**Task objective**
A verbatim copy of the line containing "Extract the structured" and all lines after it, up to and including the final line of the records, is the only acceptable output.

[Data about app and page elements]

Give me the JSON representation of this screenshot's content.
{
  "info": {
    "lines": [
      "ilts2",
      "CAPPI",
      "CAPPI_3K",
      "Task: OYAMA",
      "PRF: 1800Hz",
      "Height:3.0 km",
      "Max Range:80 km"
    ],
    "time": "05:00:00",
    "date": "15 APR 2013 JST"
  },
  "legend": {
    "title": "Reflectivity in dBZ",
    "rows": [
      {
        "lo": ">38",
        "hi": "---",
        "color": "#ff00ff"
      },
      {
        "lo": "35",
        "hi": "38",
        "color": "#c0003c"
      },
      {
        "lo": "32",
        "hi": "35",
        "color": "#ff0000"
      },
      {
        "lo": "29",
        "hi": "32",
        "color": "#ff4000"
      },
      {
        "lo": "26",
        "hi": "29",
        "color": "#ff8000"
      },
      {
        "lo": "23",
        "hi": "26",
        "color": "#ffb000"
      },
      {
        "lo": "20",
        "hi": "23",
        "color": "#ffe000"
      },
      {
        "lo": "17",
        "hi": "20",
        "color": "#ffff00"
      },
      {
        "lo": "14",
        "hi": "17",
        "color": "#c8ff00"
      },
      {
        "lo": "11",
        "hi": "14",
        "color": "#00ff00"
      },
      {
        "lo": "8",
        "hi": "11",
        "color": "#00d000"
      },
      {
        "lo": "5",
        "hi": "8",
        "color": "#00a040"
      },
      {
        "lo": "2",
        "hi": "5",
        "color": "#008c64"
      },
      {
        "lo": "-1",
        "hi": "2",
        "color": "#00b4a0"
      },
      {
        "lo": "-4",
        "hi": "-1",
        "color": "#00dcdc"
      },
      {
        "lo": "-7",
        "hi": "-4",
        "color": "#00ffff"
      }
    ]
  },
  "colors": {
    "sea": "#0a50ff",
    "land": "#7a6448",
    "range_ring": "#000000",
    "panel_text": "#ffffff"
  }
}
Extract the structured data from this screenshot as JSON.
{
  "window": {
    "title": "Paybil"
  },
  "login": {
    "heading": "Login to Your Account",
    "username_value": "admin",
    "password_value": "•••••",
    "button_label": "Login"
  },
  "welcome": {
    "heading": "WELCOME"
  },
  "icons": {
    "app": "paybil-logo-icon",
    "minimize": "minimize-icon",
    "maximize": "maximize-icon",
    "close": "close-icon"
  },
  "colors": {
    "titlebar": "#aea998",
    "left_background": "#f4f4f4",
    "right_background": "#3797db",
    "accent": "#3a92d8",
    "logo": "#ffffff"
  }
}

**Reply**
Extract the structured data from this screenshot as JSON.
{
  "window": {
    "title": "Paybil"
  },
  "login": {
    "heading": "Login to Your Account",
    "username_value": "admin",
    "password_value": "•••••",
    "button_label": "Login"
  },
  "welcome": {
    "heading": "WELCOME"
  },
  "icons": {
    "app": "paybil-logo-icon",
    "minimize": "minimize-icon",
    "maximize": "maximize-icon",
    "close": "close-icon"
  },
  "colors": {
    "titlebar": "#aea998",
    "left_background": "#f4f4f4",
    "right_background": "#3797db",
    "accent": "#3a92d8",
    "logo": "#ffffff"
  }
}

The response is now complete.